Short-Term Volunteering

Most short-term volunteering organizations require that the volunteer pay for transportation and costs associated with the volunteer assignment. The exceptions are organizations that have particular professional needs.

Prospective volunteers often ask about why they have to pay to volunteer. There are many good reasons. Volunteer placement organizations do a lot of advance work to assure the volunteer has a meaningful experience. They cooperate with in-country host organizations to develop programs that fulfill the needs of the community served and contribute to their overall welfare. They travel to program sites to set-up accommodations, food, medical care, security and transportation for the volunteers. They may include insurance. Providing these services requires time and financial resources.

Long-Term Volunteering

Depending upon the organization and particular assignment, the long-term volunteer may or may not have to pay for travel and associated assignment costs. Some organizations like the U.S. Peace Corps, VSA/Cuso International and United Nations Volunteers provide travel costs and also a stipend. Ask the organization when you contact them.

Pages: 1 2


  1. Seeking recommendations for reputable volunteer placement organizations or direct connections for short term assignments for those over 50 that don’t cost and arm and a leg? Would like to find an organization that frequently works with those over 50 and offers suitable accomodations/sanitary facilities, etc. that also might have other volunteers or hosts that aren’t all young. Don’t need anything fussy or fancy but probably don’t want to go on assignment and share housing with only much younger folks and just me. Would appreciate any suggestions.

  2. Hi. This post has come to me just in time. I’m just out of the Peace Corps (Dominican Republic) and “settling back in” (something I don’t really intend to do) to life in my home and community. After work on the house is done (3 years of maintenance and improvements set aside) I’ll be looking for “work”. I am in a situation where I can volunteer but must have costs paid.
    I want to keep learning Spanish and have joined conversation groups but this is not really enough so am putting together the habits I need to keep my Spanish improving. My PC experience gave me an adequate start on becoming fluidly and adequately capable with Spanish but I have a long way to go to fluency (whatever that means.) I’m a mechanical engineer and enjoy designing as well as teaching science subjects and math as per my first assignment in the DR.
    My impression is that my needs to have costs covered as with Peace Corps might be hard to find. But I do have an increasingly a valuable professional knowledge base and hands-on (I”m a welder and fine wood worker) experience. I love teaching what I know and do…and I also like doing those things, something I was not able to do in my PC assignment…and I missed working with tools with my own hands terribly.
    I’m looking for a new assignment (either a short or long term opportunity). I’ve a lot to share with those interested to listen regarding what I did in PC and what opportunities actually exist out there for someone like me. Vamos a ver…con ancia. Note: I’m in great health. And I’m 65 if that matters. I went into the Peace Corps at 62 and extended to continue my projects, self growth and language proficiency. I designed my own project in the end and Peace Corps embraced that project.
    I’m beginning to gather a little hope that I might have a future working abroad with my skills and interests. Thanks for the post. Please let me know how I can find new opportunities.

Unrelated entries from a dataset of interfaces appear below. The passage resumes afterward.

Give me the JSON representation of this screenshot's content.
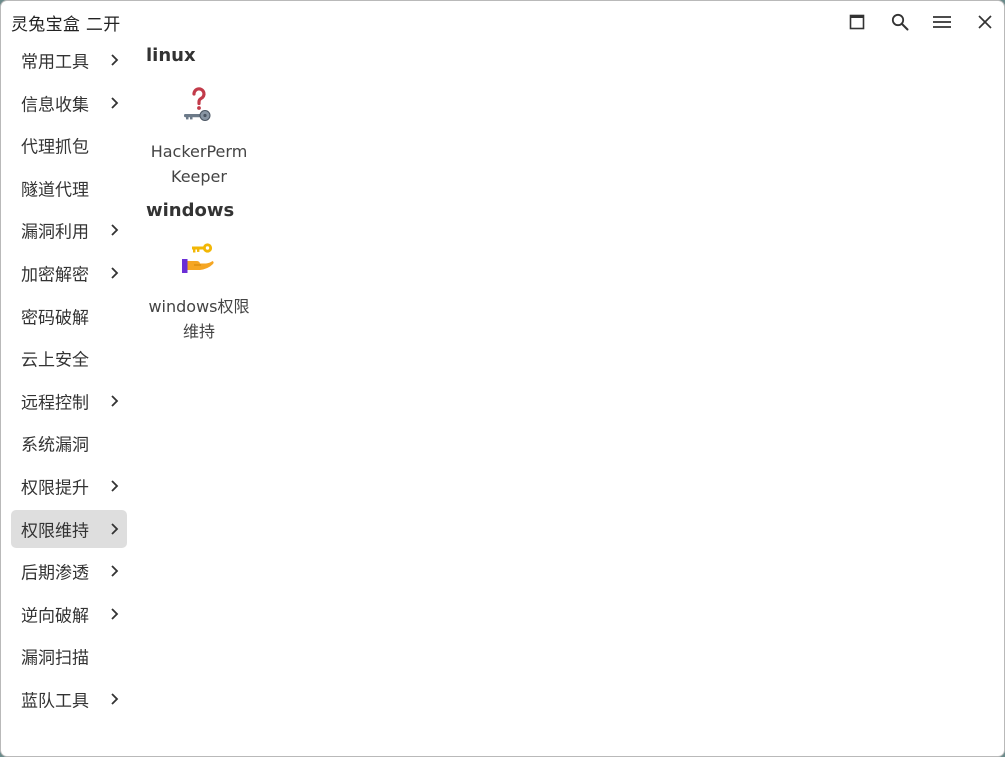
{
  "window": {
    "title": "灵兔宝盒 二开"
  },
  "titlebar": {
    "buttons": [
      {
        "name": "maximize",
        "icon": "maximize-icon"
      },
      {
        "name": "search",
        "icon": "search-icon"
      },
      {
        "name": "menu",
        "icon": "menu-icon"
      },
      {
        "name": "close",
        "icon": "close-icon"
      }
    ]
  },
  "sidebar": {
    "items": [
      {
        "label": "常用工具",
        "has_children": true
      },
      {
        "label": "信息收集",
        "has_children": true
      },
      {
        "label": "代理抓包",
        "has_children": false
      },
      {
        "label": "隧道代理",
        "has_children": false
      },
      {
        "label": "漏洞利用",
        "has_children": true
      },
      {
        "label": "加密解密",
        "has_children": true
      },
      {
        "label": "密码破解",
        "has_children": false
      },
      {
        "label": "云上安全",
        "has_children": false
      },
      {
        "label": "远程控制",
        "has_children": true
      },
      {
        "label": "系统漏洞",
        "has_children": false
      },
      {
        "label": "权限提升",
        "has_children": true
      },
      {
        "label": "权限维持",
        "has_children": true,
        "active": true
      },
      {
        "label": "后期渗透",
        "has_children": true
      },
      {
        "label": "逆向破解",
        "has_children": true
      },
      {
        "label": "漏洞扫描",
        "has_children": false
      },
      {
        "label": "蓝队工具",
        "has_children": true
      }
    ],
    "active_color": "#dedede"
  },
  "main": {
    "sections": [
      {
        "title": "linux",
        "apps": [
          {
            "name": "HackerPermKeeper",
            "icon": "question-key-icon"
          }
        ]
      },
      {
        "title": "windows",
        "apps": [
          {
            "name": "windows权限维持",
            "icon": "hand-key-icon"
          }
        ]
      }
    ]
  }
}
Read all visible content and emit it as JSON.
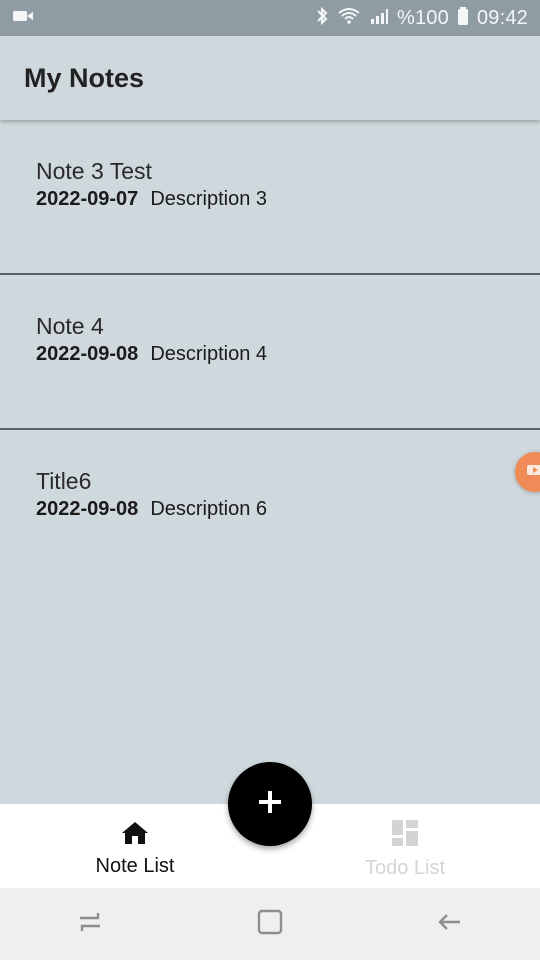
{
  "status_bar": {
    "battery_text": "%100",
    "time": "09:42"
  },
  "app_bar": {
    "title": "My Notes"
  },
  "notes": [
    {
      "title": "Note 3 Test",
      "date": "2022-09-07",
      "description": "Description 3"
    },
    {
      "title": "Note 4",
      "date": "2022-09-08",
      "description": "Description 4"
    },
    {
      "title": "Title6",
      "date": "2022-09-08",
      "description": "Description 6"
    }
  ],
  "fab": {
    "icon": "plus-icon"
  },
  "bottom_nav": {
    "items": [
      {
        "label": "Note List",
        "icon": "home-icon",
        "active": true
      },
      {
        "label": "Todo List",
        "icon": "dashboard-icon",
        "active": false
      }
    ]
  },
  "colors": {
    "app_background": "#cfd8dc",
    "status_bar": "#8f9ca3",
    "fab": "#000000",
    "inactive_tab": "#d4d4d4",
    "bubble": "#f08a56"
  }
}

  3. Try the Fr. Ray Foundation (vocational school for people with disabilities). We work a little over 5 months a year in Nong Khai, Thailand, teaching these young adults English–mostly conversation. Room and board are provided. FRF also has a more extensive volunteer program in Pattaya with additional duties. Most volunteers must commit to the end of October through March or the end of April through the end of September.
    See for more information.

Leave a Reply

Your email address will not be published. Required fields are marked *


About  · Blog  · Contact Us  · Terms of Service

copyright © 2024 by MSI - powered by WordPress - Up ↑